I listed the first fish for .50 to see what it might sell for. In the listing, I described it as a painted wooden fish—nothing else. I took a picture and set it up for a 7-day auction. After two days, the bidding was up to $21. Halfway through the week, it was at $30. Seven days later, at the end of the auction, it had sold for $75! I couldn’t believe it. Why would someone pay $75 for an old wooden fish?
After the successful sale of the first fish, I decided to list the second fish. This second fish was painted red, white, and blue—Americana style. It, too, had glass eyes and was similar in size. I decided to do a little more research to learn what made the first wooden fish so special. What I discovered was that these fish were actually fish decoys–very collectible and highly sought after.
You see, carved fish decoys were one of the earliest forms of American folk art. When the Depression came in the 1930s, ice fishing became popular as a way for people to feed their families. Fishermen would cut a hole in the ice and use the wooden decoy to lure large fish (generally pike or sturgeons) within range of the hole. They would then spear the unsuspecting fish or catch it with a hook and line. Soon, factories started making fish decoys and carvers began offering their products to fishermen.

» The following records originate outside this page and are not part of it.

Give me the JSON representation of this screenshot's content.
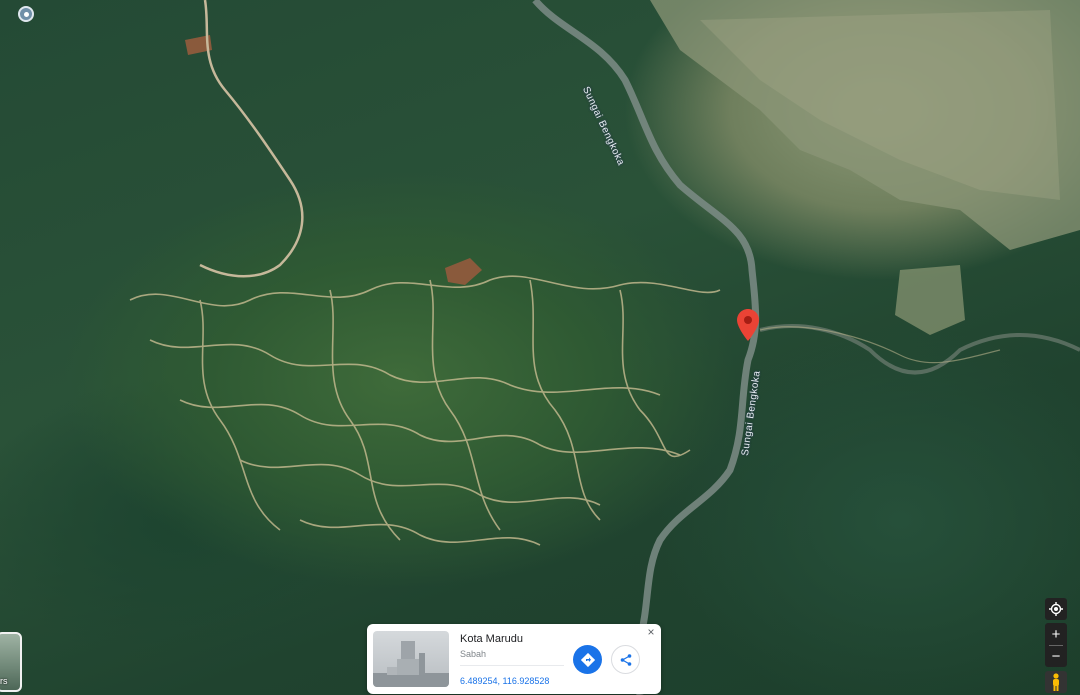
{
  "map": {
    "view": "satellite",
    "river_labels": [
      "Sungai Bengkoka",
      "Sungai Bengkoka"
    ]
  },
  "place_card": {
    "title": "Kota Marudu",
    "subtitle": "Sabah",
    "coordinates": "6.489254, 116.928528",
    "close_glyph": "×"
  },
  "layers": {
    "label": "rs"
  },
  "controls": {
    "zoom_in": "+",
    "zoom_out": "−"
  },
  "icons": {
    "pin": "location-pin-icon",
    "directions": "directions-icon",
    "share": "share-icon",
    "locate": "my-location-icon",
    "pegman": "pegman-icon"
  },
  "colors": {
    "pin": "#ea4335",
    "accent": "#1a73e8",
    "card_bg": "#ffffff",
    "control_bg": "#222222"
  }
}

Once I learned this second fish was special, I decided to include a detailed description in the eBay listing this time—complete with measurements and 8 pictures showing every angle of the fish. After the auction was over, it had sold for $250! After making such a large return on my investment, you could say I was “hooked.”

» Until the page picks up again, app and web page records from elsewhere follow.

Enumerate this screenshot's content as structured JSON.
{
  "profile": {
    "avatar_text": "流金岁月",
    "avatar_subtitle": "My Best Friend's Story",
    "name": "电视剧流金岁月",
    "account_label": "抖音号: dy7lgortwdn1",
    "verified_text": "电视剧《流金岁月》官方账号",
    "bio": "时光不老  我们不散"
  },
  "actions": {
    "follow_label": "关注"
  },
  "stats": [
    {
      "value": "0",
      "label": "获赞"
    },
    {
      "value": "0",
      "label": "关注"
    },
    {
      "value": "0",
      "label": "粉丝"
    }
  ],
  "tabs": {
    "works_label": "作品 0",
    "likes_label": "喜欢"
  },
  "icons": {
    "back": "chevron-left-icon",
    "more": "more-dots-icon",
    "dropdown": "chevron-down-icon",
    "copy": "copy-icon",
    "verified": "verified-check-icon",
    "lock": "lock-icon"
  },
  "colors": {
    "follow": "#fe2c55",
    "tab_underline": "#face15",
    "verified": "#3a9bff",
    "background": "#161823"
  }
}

After that, I started going to estate and yard sales more frequently, in hopes of finding more fish and other things to sell. Although I never found more wooden fish, I did find a lot of treasures over the years, and my home is filled with some of them.
Seven years ago, when I became a single Mom, I no longer had time to go to estate sales on the weekends. Instead, I began selling things around the house we were no longer using or nice clothing my kids had outgrown. Over time, my eBay income became our vacation and Christmas money.
Well, after a hiatus of visiting estate sales, this year, I decided to add “Find a treasure at an estate sale” to my List of 50 Things. I added it because estate sales used to bring me a lot of pleasure, and I wanted something to look forward to. Besides, I might find some more wooden fish!
However, as the summer progressed, I realized I was busier than I had planned and wondered if I’d even find the time to go. Well, fortunately for me, a few Saturdays ago, I was headed over to my sister-in-law’s and discovered an estate sale directly across from her house. Of course, I had to go and check it out.
As I approached the house, I began to feel the familiar tingling of excitement. What treasures would I find? At the door, I was greeted by a nice older woman who handed me a paper bag, instructed me where to go, and informed me they would consider all offers.
The first room I entered was a bedroom at the end of a long narrow hall. There, I found a mink purse marked $25 and an old letter opener marked $1.50. The letter opener was heavy for its size and had a decorative handle. I decided to pick it up, leaving the mink purse behind.
After exiting the bedroom, I made my way back down the narrow hall and found myself in a family room full of dishes, housewares, and knick-knacks. At first, nothing caught my eye. But then, in the corner, I spied a lovely large, round and blue platter and placed it carefully in the paper sack.
Eventually, I made my way to the exit to pay, ending up with a letter opener, a blue platter, a couple of dishes, some tiny glass cats, a magnifying glass, and some scissors. In total, I spent $31.
Although I didn’t end up finding a “treasure” like I had hoped, I did end up reliving some happy memories and picking up some things I needed. Hey, if you ever come across some wooden fish decoys, will you let me know?